[REQUIREMENT]: Lines with "heading": copy each one from the listing below.

[GIVEN ENTRIES]:
━━━━━━━━━━━━━━━━━━━━━━━━━━━━━━
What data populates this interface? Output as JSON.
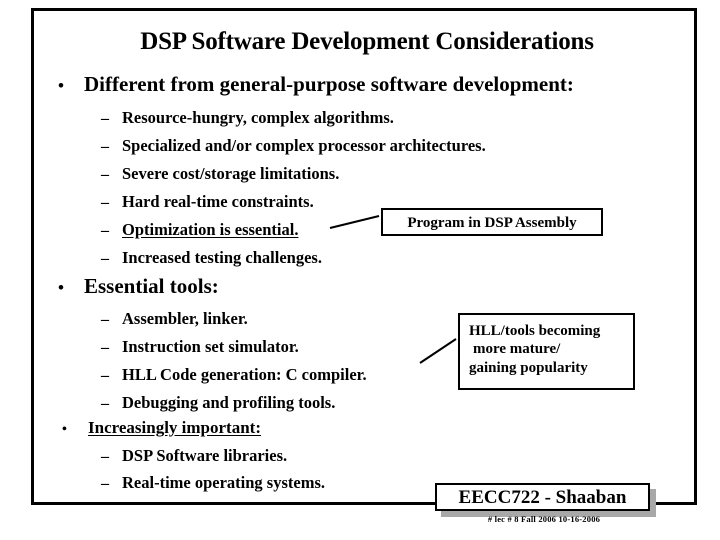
{
  "slide": {
    "title": "DSP Software Development Considerations",
    "bullet_glyph": "•",
    "dash_glyph": "–",
    "sections": [
      {
        "heading": "Different from general-purpose software development:",
        "underlined": false,
        "items": [
          {
            "text": "Resource-hungry, complex algorithms.",
            "underlined": false
          },
          {
            "text": "Specialized and/or complex processor architectures.",
            "underlined": false
          },
          {
            "text": "Severe cost/storage limitations.",
            "underlined": false
          },
          {
            "text": "Hard real-time constraints.",
            "underlined": false
          },
          {
            "text": "Optimization is essential.",
            "underlined": true
          },
          {
            "text": "Increased testing challenges.",
            "underlined": false
          }
        ]
      },
      {
        "heading": "Essential tools:",
        "underlined": false,
        "items": [
          {
            "text": "Assembler, linker.",
            "underlined": false
          },
          {
            "text": "Instruction set simulator.",
            "underlined": false
          },
          {
            "text": "HLL  Code generation:  C compiler.",
            "underlined": false
          },
          {
            "text": "Debugging and profiling tools.",
            "underlined": false
          }
        ]
      },
      {
        "heading": "Increasingly important:",
        "underlined": true,
        "items": [
          {
            "text": "DSP Software libraries.",
            "underlined": false
          },
          {
            "text": "Real-time operating systems.",
            "underlined": false
          }
        ]
      }
    ],
    "callouts": {
      "assembly": {
        "text": "Program in DSP Assembly"
      },
      "hll": {
        "line1": "HLL/tools becoming",
        "line2": "more mature/",
        "line3": "gaining popularity"
      }
    },
    "footer": {
      "course": "EECC722 - Shaaban",
      "subline": "#  lec # 8    Fall 2006   10-16-2006"
    },
    "colors": {
      "ink": "#000000",
      "background": "#ffffff",
      "shadow": "#a8a8a8"
    }
  }
}
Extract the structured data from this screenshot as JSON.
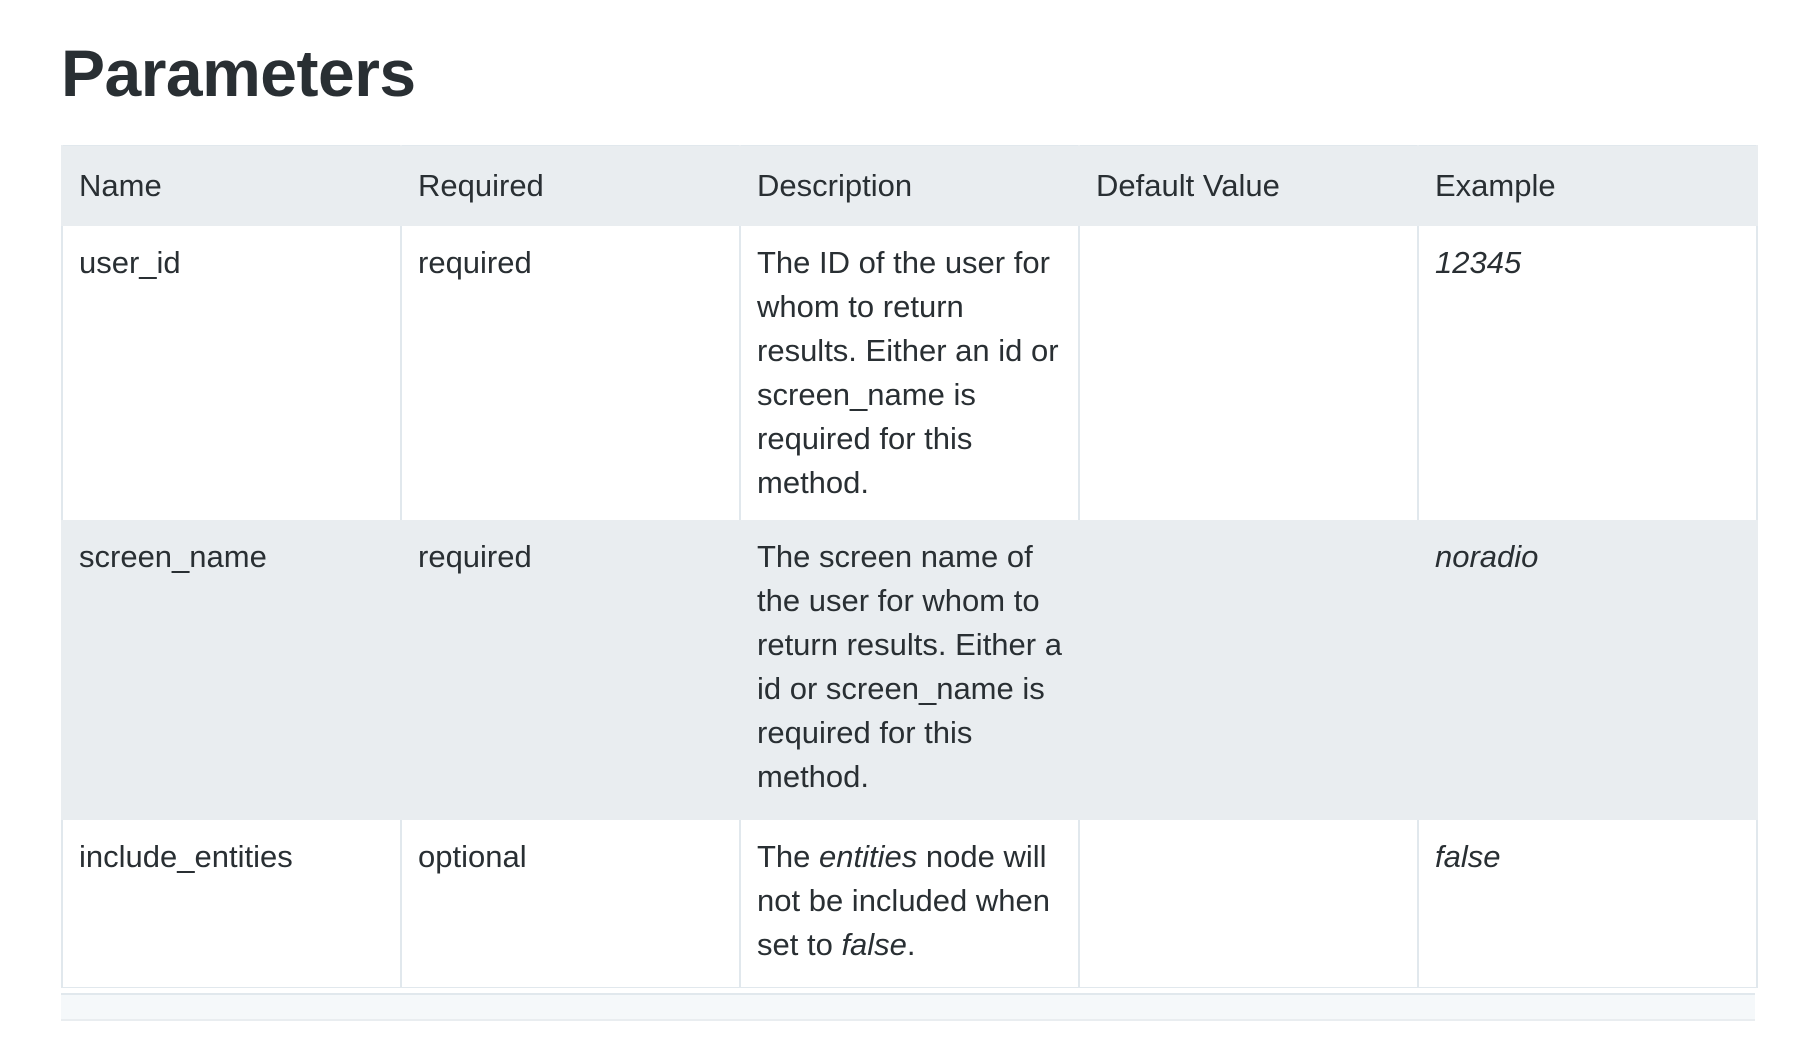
{
  "page": {
    "title": "Parameters"
  },
  "table": {
    "headers": [
      "Name",
      "Required",
      "Description",
      "Default Value",
      "Example"
    ],
    "rows": [
      {
        "name": "user_id",
        "required": "required",
        "description": "The ID of the user for whom to return results. Either an id or screen_name is required for this method.",
        "default": "",
        "example": "12345"
      },
      {
        "name": "screen_name",
        "required": "required",
        "description": "The screen name of the user for whom to return results. Either a id or screen_name is required for this method.",
        "default": "",
        "example": "noradio"
      },
      {
        "name": "include_entities",
        "required": "optional",
        "description_parts": [
          "The ",
          "entities",
          " node will not be included when set to ",
          "false",
          "."
        ],
        "default": "",
        "example": "false"
      }
    ]
  },
  "colors": {
    "text": "#292f33",
    "header_background": "#e9edf0",
    "shaded_row_background": "#e9edf0",
    "border": "#e1e8ed"
  }
}
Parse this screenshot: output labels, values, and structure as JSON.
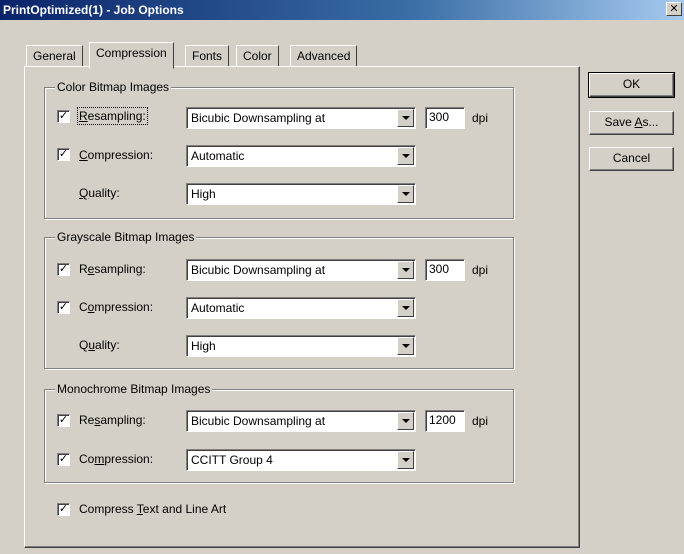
{
  "window": {
    "title": "PrintOptimized(1) - Job Options",
    "close_glyph": "✕"
  },
  "tabs": [
    {
      "label": "General"
    },
    {
      "label": "Compression",
      "active": true
    },
    {
      "label": "Fonts"
    },
    {
      "label": "Color"
    },
    {
      "label": "Advanced"
    }
  ],
  "groups": {
    "color": {
      "title": "Color Bitmap Images",
      "resampling": {
        "checked": true,
        "pre": "",
        "key": "R",
        "post": "esampling:",
        "value": "Bicubic Downsampling at",
        "dpi_value": "300"
      },
      "compression": {
        "checked": true,
        "pre": "",
        "key": "C",
        "post": "ompression:",
        "value": "Automatic"
      },
      "quality": {
        "pre": "",
        "key": "Q",
        "post": "uality:",
        "value": "High"
      }
    },
    "grayscale": {
      "title": "Grayscale Bitmap Images",
      "resampling": {
        "checked": true,
        "pre": "R",
        "key": "e",
        "post": "sampling:",
        "value": "Bicubic Downsampling at",
        "dpi_value": "300"
      },
      "compression": {
        "checked": true,
        "pre": "C",
        "key": "o",
        "post": "mpression:",
        "value": "Automatic"
      },
      "quality": {
        "pre": "Q",
        "key": "u",
        "post": "ality:",
        "value": "High"
      }
    },
    "mono": {
      "title": "Monochrome Bitmap Images",
      "resampling": {
        "checked": true,
        "pre": "Re",
        "key": "s",
        "post": "ampling:",
        "value": "Bicubic Downsampling at",
        "dpi_value": "1200"
      },
      "compression": {
        "checked": true,
        "pre": "Co",
        "key": "m",
        "post": "pression:",
        "value": "CCITT Group 4"
      }
    }
  },
  "dpi_unit": "dpi",
  "compress_text": {
    "checked": true,
    "pre": "Compress ",
    "key": "T",
    "post": "ext and Line Art"
  },
  "buttons": {
    "ok": {
      "label": "OK"
    },
    "save_as": {
      "pre": "Save ",
      "key": "A",
      "post": "s..."
    },
    "cancel": {
      "label": "Cancel"
    }
  },
  "check_glyph": "✓"
}
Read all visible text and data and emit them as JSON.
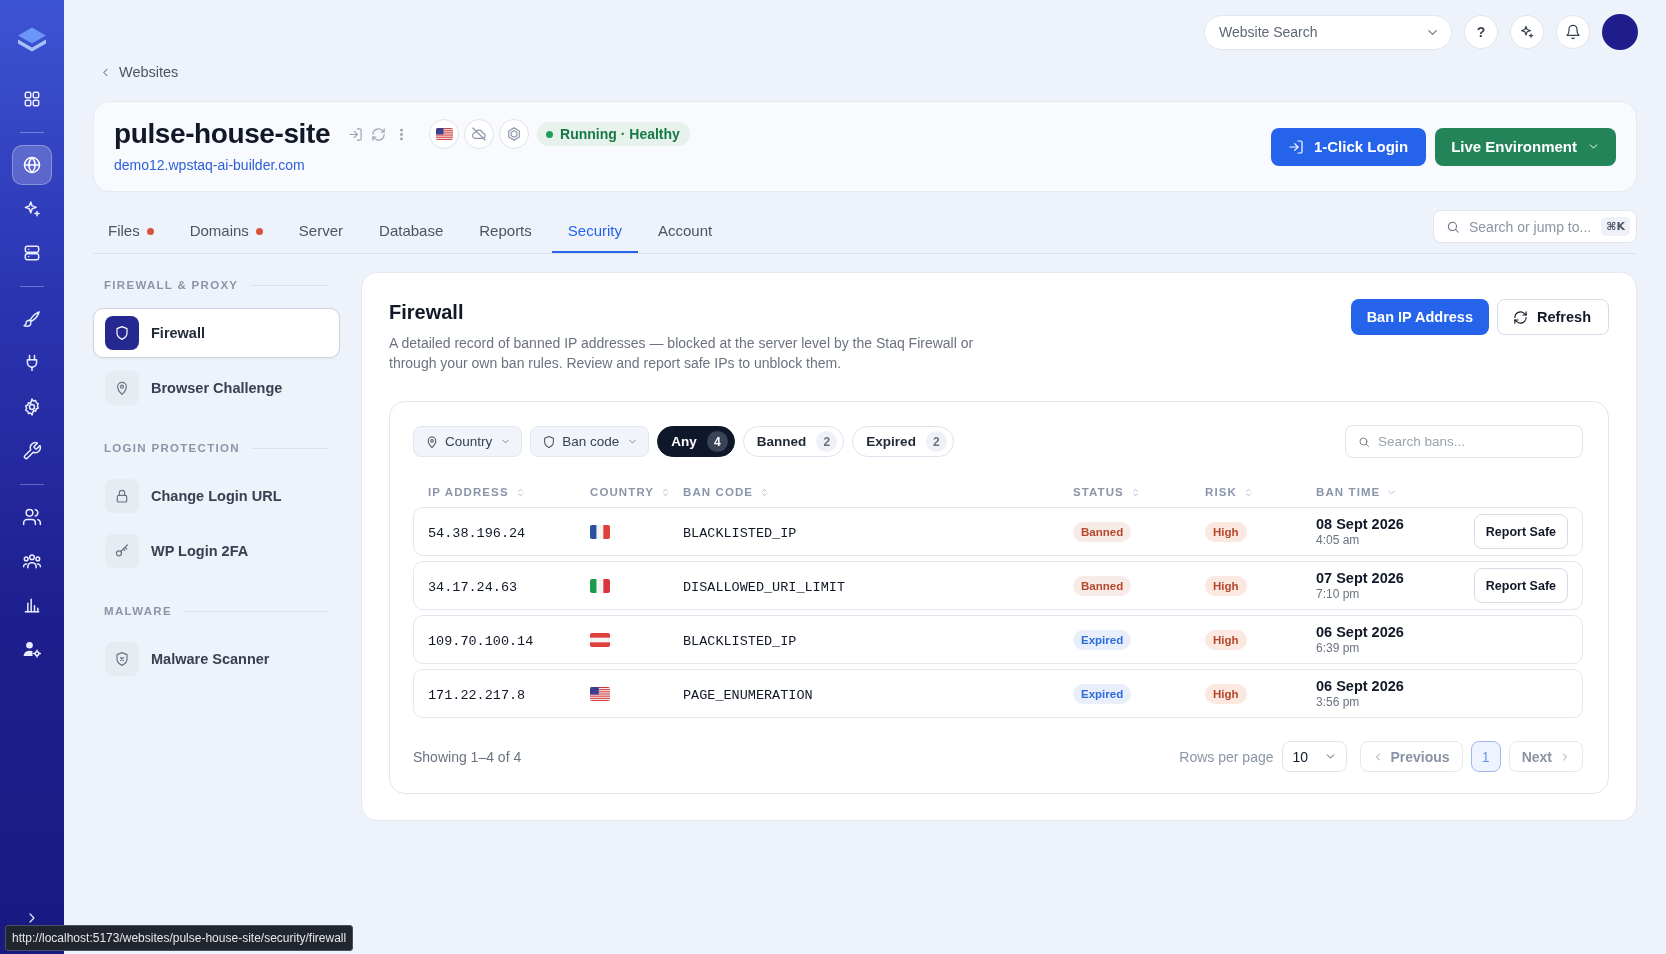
{
  "rail": {
    "groups": [
      {
        "items": [
          {
            "selected": false
          }
        ]
      },
      {
        "items": [
          {
            "selected": true
          },
          {
            "selected": false
          },
          {
            "selected": false
          }
        ]
      },
      {
        "items": [
          {
            "selected": false
          },
          {
            "selected": false
          },
          {
            "selected": false
          },
          {
            "selected": false
          }
        ]
      },
      {
        "items": [
          {
            "selected": false
          },
          {
            "selected": false
          },
          {
            "selected": false
          },
          {
            "selected": false
          }
        ]
      }
    ]
  },
  "top_bar": {
    "website_search": {
      "placeholder": "Website Search"
    },
    "help_button": {
      "label": "?"
    }
  },
  "breadcrumb": {
    "label": "Websites"
  },
  "site": {
    "name": "pulse-house-site",
    "url": "demo12.wpstaq-ai-builder.com",
    "status": "Running · Healthy",
    "actions": [
      {
        "kind": "login",
        "label": "1-Click Login"
      },
      {
        "kind": "environment",
        "label": "Live Environment"
      }
    ]
  },
  "tabs": [
    {
      "label": "Files",
      "selected": false,
      "alert": true
    },
    {
      "label": "Domains",
      "selected": false,
      "alert": true
    },
    {
      "label": "Server",
      "selected": false,
      "alert": false
    },
    {
      "label": "Database",
      "selected": false,
      "alert": false
    },
    {
      "label": "Reports",
      "selected": false,
      "alert": false
    },
    {
      "label": "Security",
      "selected": true,
      "alert": false
    },
    {
      "label": "Account",
      "selected": false,
      "alert": false
    }
  ],
  "jump_search": {
    "placeholder": "Search or jump to...",
    "shortcut": "⌘K"
  },
  "sidebar": {
    "sections": [
      {
        "title": "FIREWALL & PROXY",
        "items": [
          {
            "label": "Firewall",
            "selected": true
          },
          {
            "label": "Browser Challenge",
            "selected": false
          }
        ]
      },
      {
        "title": "LOGIN PROTECTION",
        "items": [
          {
            "label": "Change Login URL",
            "selected": false
          },
          {
            "label": "WP Login 2FA",
            "selected": false
          }
        ]
      },
      {
        "title": "MALWARE",
        "items": [
          {
            "label": "Malware Scanner",
            "selected": false
          }
        ]
      }
    ]
  },
  "panel": {
    "title": "Firewall",
    "description": "A detailed record of banned IP addresses — blocked at the server level by the Staq Firewall or through your own ban rules. Review and report safe IPs to unblock them.",
    "actions": [
      {
        "kind": "primary",
        "label": "Ban IP Address"
      },
      {
        "kind": "refresh",
        "label": "Refresh"
      }
    ],
    "filters": [
      {
        "label": "Country"
      },
      {
        "label": "Ban code"
      }
    ],
    "status_chips": [
      {
        "label": "Any",
        "count": "4",
        "selected": true
      },
      {
        "label": "Banned",
        "count": "2",
        "selected": false
      },
      {
        "label": "Expired",
        "count": "2",
        "selected": false
      }
    ],
    "search": {
      "placeholder": "Search bans..."
    },
    "table": {
      "columns": [
        {
          "label": "IP ADDRESS",
          "sorted": false
        },
        {
          "label": "COUNTRY",
          "sorted": false
        },
        {
          "label": "BAN CODE",
          "sorted": false
        },
        {
          "label": "STATUS",
          "sorted": false
        },
        {
          "label": "RISK",
          "sorted": false
        },
        {
          "label": "BAN TIME",
          "sorted": true
        }
      ],
      "rows": [
        {
          "ip": "54.38.196.24",
          "country_flag": {
            "kind": "france"
          },
          "ban_code": "BLACKLISTED_IP",
          "status": {
            "label": "Banned",
            "color": "#b7472a"
          },
          "risk": "High",
          "ban_time": {
            "date": "08 Sept 2026",
            "time": "4:05 am"
          },
          "action": "Report Safe"
        },
        {
          "ip": "34.17.24.63",
          "country_flag": {
            "kind": "italy"
          },
          "ban_code": "DISALLOWED_URI_LIMIT",
          "status": {
            "label": "Banned",
            "color": "#b7472a"
          },
          "risk": "High",
          "ban_time": {
            "date": "07 Sept 2026",
            "time": "7:10 pm"
          },
          "action": "Report Safe"
        },
        {
          "ip": "109.70.100.14",
          "country_flag": {
            "kind": "austria"
          },
          "ban_code": "BLACKLISTED_IP",
          "status": {
            "label": "Expired",
            "color": "#2d6cdf"
          },
          "risk": "High",
          "ban_time": {
            "date": "06 Sept 2026",
            "time": "6:39 pm"
          }
        },
        {
          "ip": "171.22.217.8",
          "country_flag": {
            "kind": "us"
          },
          "ban_code": "PAGE_ENUMERATION",
          "status": {
            "label": "Expired",
            "color": "#2d6cdf"
          },
          "risk": "High",
          "ban_time": {
            "date": "06 Sept 2026",
            "time": "3:56 pm"
          }
        }
      ],
      "footer": {
        "summary": "Showing 1–4 of 4",
        "rows_per_page": {
          "label": "Rows per page",
          "value": "10"
        },
        "previous": {
          "label": "Previous",
          "disabled": true
        },
        "pages": [
          {
            "label": "1",
            "selected": true
          }
        ],
        "next": {
          "label": "Next",
          "disabled": true
        }
      }
    }
  },
  "link_preview": "http://localhost:5173/websites/pulse-house-site/security/firewall"
}
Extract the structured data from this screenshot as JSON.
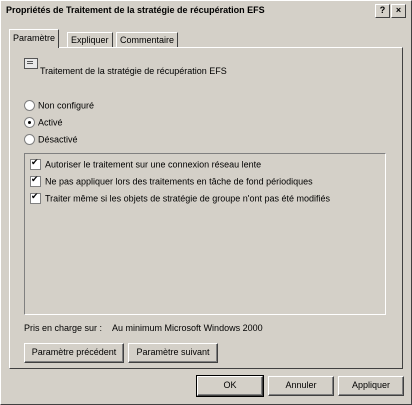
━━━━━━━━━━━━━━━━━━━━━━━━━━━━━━
[ANSWER FOR THIS EXERCISE]:
        "heading": "Different from general-purpose software development:",
        "heading": "Essential tools:",
        "heading": "Increasingly important:",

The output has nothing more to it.